I live in a world that is so focused through a sexual lens that it didn’t really matter what other contributions I have to give. It seemed, for a very long time, that I was the only one that had crushes on girls, older girls and never over the boys. I found myself having crushes on women while my friends had crushes on guys. I resigned myself to enjoying the company of my friends to learn about what girls wanted in relationships. I listened. I counseled. And I supported. You know, the other contributions to relationships? I had a few crushes on them and they never knew it.
I would take a boyfriend, just for show so that my sexual identity was safely hidden from detection. I had heard the jokes and stories about other people like me and I couldn’t bring myself to speak up. In mixed company, I would really be challenged to keep up with the pronouns. I was floored how much everyone just assumed they were in straight company. It was all about being laid and how many times with so and so. And, how many dates and “Oh, don’t you think that guy is a fag?” I would not say one word. I would think, “a fag? do you mean a cigarette? Makes no sense to me. Once I asked a friend what was meant by “fag” and when she told me, I was rooted to the spot with anger on the inside and a smile on the outside. This was the expected behavior.
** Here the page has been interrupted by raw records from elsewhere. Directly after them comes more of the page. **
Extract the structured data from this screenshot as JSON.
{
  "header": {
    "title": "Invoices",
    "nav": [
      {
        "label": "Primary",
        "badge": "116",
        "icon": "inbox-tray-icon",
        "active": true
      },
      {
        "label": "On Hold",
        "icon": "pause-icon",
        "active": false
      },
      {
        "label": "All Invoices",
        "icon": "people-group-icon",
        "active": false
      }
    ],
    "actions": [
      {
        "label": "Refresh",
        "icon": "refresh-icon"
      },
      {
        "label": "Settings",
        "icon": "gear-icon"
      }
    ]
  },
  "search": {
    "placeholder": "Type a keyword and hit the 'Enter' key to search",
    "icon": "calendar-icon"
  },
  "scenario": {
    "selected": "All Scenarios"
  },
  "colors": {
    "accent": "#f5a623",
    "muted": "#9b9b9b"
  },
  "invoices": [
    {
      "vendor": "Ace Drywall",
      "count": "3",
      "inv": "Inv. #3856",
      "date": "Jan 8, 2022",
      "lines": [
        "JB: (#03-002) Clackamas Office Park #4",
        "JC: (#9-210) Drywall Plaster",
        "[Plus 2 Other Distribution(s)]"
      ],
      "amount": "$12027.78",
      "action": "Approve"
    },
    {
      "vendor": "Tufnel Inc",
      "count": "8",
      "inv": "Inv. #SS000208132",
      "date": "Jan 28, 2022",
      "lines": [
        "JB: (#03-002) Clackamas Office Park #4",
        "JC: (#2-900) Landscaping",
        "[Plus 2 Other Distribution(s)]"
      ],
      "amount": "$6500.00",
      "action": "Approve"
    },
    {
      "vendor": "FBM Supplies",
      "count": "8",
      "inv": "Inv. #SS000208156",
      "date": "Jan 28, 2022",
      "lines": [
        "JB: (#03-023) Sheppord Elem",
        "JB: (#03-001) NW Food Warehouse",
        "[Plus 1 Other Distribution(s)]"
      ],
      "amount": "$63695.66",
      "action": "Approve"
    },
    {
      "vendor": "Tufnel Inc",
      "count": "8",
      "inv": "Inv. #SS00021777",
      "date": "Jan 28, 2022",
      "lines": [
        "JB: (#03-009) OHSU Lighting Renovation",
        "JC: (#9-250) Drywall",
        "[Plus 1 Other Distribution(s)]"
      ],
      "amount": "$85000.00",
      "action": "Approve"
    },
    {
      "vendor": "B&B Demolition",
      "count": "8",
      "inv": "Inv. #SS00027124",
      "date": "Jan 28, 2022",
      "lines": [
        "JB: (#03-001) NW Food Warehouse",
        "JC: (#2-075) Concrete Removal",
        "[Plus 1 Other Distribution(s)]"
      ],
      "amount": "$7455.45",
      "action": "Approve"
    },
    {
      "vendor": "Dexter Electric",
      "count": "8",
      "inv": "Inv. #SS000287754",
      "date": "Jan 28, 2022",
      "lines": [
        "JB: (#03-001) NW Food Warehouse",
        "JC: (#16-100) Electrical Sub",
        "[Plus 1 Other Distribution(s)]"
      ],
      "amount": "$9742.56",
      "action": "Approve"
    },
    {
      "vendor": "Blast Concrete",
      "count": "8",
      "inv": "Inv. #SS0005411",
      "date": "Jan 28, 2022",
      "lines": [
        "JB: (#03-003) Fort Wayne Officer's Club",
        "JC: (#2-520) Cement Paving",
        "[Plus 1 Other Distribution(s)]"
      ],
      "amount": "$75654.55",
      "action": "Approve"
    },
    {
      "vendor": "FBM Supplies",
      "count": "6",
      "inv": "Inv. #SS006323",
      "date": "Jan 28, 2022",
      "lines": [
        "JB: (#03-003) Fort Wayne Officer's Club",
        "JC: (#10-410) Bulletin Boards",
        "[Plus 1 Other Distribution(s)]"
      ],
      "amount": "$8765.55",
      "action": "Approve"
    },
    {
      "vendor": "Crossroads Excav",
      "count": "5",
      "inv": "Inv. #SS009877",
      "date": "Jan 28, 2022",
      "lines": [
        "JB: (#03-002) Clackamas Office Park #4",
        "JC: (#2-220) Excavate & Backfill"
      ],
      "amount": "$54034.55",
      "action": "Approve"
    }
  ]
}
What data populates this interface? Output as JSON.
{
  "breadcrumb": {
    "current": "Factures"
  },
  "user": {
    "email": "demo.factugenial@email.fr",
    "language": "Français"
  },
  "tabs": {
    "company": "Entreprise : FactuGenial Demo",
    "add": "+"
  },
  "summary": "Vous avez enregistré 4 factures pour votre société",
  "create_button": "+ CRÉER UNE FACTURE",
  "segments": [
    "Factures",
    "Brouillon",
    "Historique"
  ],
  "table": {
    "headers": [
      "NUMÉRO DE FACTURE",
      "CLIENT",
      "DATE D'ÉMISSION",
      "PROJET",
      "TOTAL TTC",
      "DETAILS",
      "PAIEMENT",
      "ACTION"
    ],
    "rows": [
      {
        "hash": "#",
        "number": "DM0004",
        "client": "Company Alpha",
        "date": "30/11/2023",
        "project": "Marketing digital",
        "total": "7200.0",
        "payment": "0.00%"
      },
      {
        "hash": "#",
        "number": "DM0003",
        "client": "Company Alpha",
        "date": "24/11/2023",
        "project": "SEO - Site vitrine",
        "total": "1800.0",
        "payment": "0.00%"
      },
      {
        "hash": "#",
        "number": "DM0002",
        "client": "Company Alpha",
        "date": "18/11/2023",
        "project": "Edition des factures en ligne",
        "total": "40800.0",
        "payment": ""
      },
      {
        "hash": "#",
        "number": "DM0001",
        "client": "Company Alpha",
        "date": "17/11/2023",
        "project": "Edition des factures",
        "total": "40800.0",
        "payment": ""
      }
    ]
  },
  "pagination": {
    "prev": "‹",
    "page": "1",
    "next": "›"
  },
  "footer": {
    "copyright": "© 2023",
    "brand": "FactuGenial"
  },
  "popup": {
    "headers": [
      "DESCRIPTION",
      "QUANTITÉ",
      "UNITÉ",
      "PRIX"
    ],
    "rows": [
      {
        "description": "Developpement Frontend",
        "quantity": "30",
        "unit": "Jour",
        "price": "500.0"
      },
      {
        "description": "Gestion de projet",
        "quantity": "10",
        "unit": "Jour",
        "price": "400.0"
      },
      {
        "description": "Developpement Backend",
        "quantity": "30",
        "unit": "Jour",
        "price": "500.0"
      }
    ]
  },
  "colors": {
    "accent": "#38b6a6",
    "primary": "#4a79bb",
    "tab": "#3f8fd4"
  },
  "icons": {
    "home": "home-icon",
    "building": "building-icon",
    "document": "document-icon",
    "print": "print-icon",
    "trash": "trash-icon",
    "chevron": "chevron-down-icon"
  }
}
I went to bars that had a wall barrier. Times past there had been stuff thrown into the bar from the outside and injured the ladies. I would perch myself at the end of the bar, drink in hand, and observe the scenery. I wasn’t attracted to the outer beauty as much as the inner beauty. A lady that didn’t know how to converse or dance didn’t have a prayer with me. I am one who loves an inner elegance and grace with a keen mind and open fun communication. Of course I will tell you more in other posts.
The last part of my work life brought a new saying to my ears. The person laughing said, “That’s so gay.” I stopped. I looked at her and asked, “what does that mean?” I had taken a step forward and now opened my mouth and asked right in the moment. I didn’t think they said things like this anymore. Apparently, I was wrong. Anyone laughing? Just because I don’t match you in relationship choices doesn’t mean its right to slur another being. We can be better than this.
I just read this line from “Aegis Rising” by S.S. Segran and it so true for me and my rainbow-feathered phoenix tribe. “The battle between the bearers of light and the forces of darkness is intensifying, and your role will always be to raise the torch and diffuse this light…and remember, it is essential that you always, always do the right thing as prompted by your spirit–though doing the right thing may not always be the easiest.” -Elder Nageau- I take this to heart, as I know it to be the truth of my life.
I have learned that to live in balance is to speak the truth of your spirit in the now and do the right thing. Speak up to the bullies and to the naive to open the door to understanding. I have also learned to not let my silence speak for me. I have been disowned by my adopted father; but, I forgive him too. I don’t want to carry that darkness anymore.
From the ashes I rise once more, reborn.